Task requirements
Your answer should be each line of the entries that contains the word "icon", copied in full.

Data supplied

■ ■ ■ ■ ■

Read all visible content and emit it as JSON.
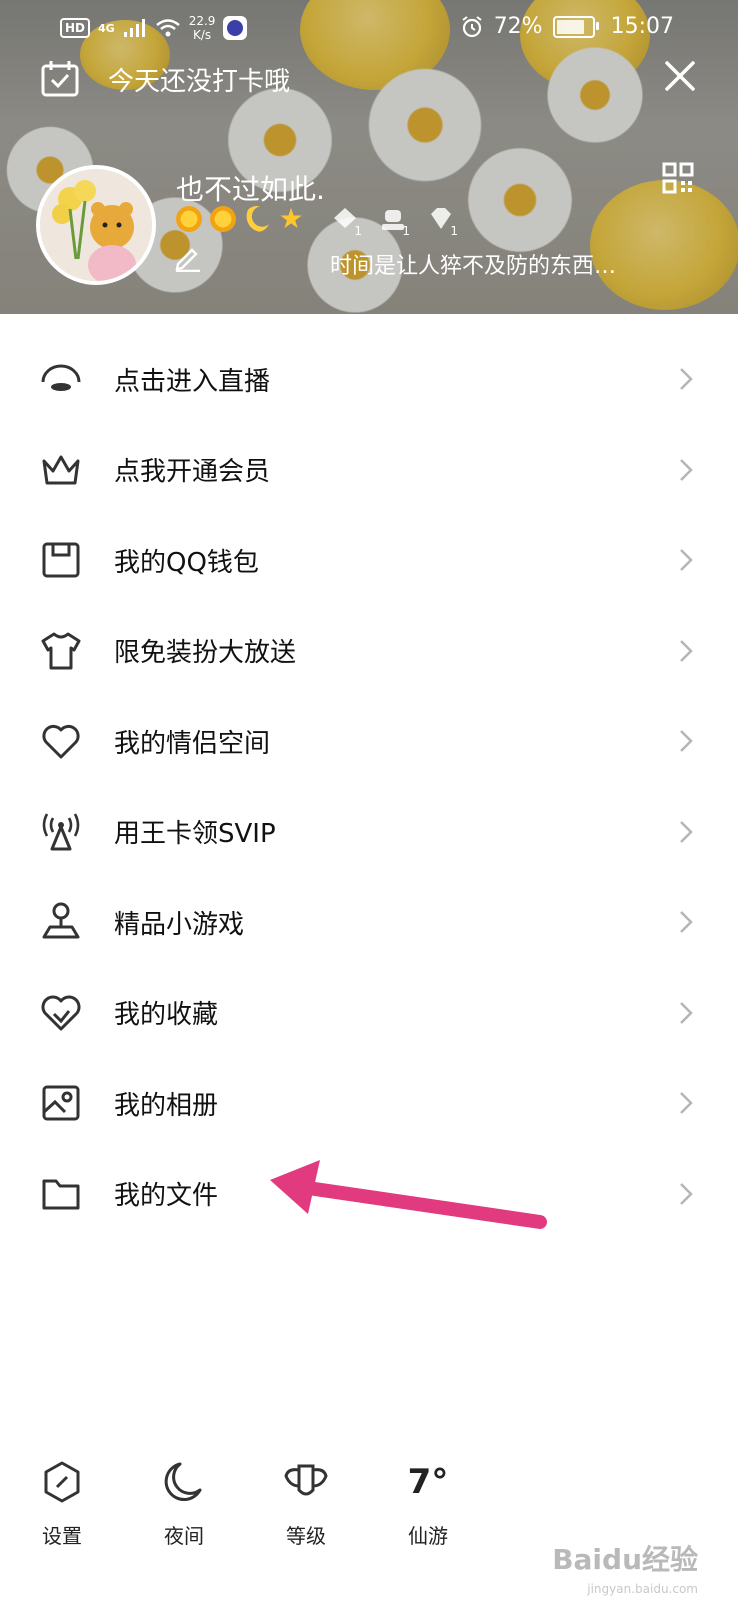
{
  "status_bar": {
    "hd": "HD",
    "network": "4G",
    "speed_value": "22.9",
    "speed_unit": "K/s",
    "battery": "72%",
    "battery_level": 0.72,
    "time": "15:07"
  },
  "header": {
    "checkin_text": "今天还没打卡哦",
    "nickname": "也不过如此.",
    "signature": "时间是让人猝不及防的东西…",
    "badge_counts": [
      "1",
      "1",
      "1"
    ]
  },
  "menu": {
    "items": [
      {
        "label": "点击进入直播",
        "icon": "live-icon"
      },
      {
        "label": "点我开通会员",
        "icon": "crown-icon"
      },
      {
        "label": "我的QQ钱包",
        "icon": "wallet-icon"
      },
      {
        "label": "限免装扮大放送",
        "icon": "tshirt-icon"
      },
      {
        "label": "我的情侣空间",
        "icon": "heart-icon"
      },
      {
        "label": "用王卡领SVIP",
        "icon": "signal-tower-icon"
      },
      {
        "label": "精品小游戏",
        "icon": "joystick-icon"
      },
      {
        "label": "我的收藏",
        "icon": "favorite-icon"
      },
      {
        "label": "我的相册",
        "icon": "photo-album-icon"
      },
      {
        "label": "我的文件",
        "icon": "folder-icon"
      }
    ]
  },
  "bottom_bar": {
    "settings": "设置",
    "night": "夜间",
    "level": "等级",
    "weather_temp": "7°",
    "weather_city": "仙游"
  },
  "watermark": {
    "text": "Baidu经验",
    "sub": "jingyan.baidu.com"
  },
  "colors": {
    "annotation_arrow": "#e23a7f",
    "icon": "#333333",
    "chevron": "#b5b5b5"
  }
}
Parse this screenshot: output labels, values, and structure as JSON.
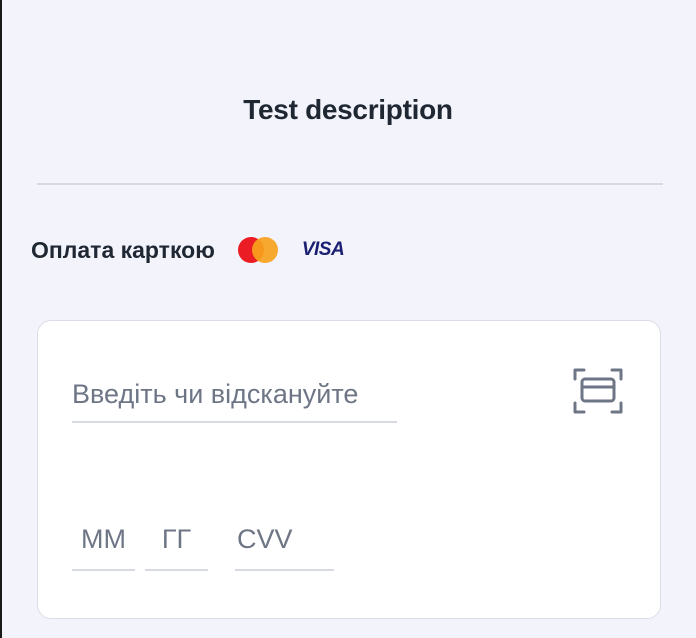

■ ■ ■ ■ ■

Answer space
        "icon": "live-icon"
        "icon": "crown-icon"
        "icon": "wallet-icon"
        "icon": "tshirt-icon"
        "icon": "heart-icon"
        "icon": "signal-tower-icon"
        "icon": "joystick-icon"
        "icon": "favorite-icon"
        "icon": "photo-album-icon"
        "icon": "folder-icon"
    "icon": "#333333",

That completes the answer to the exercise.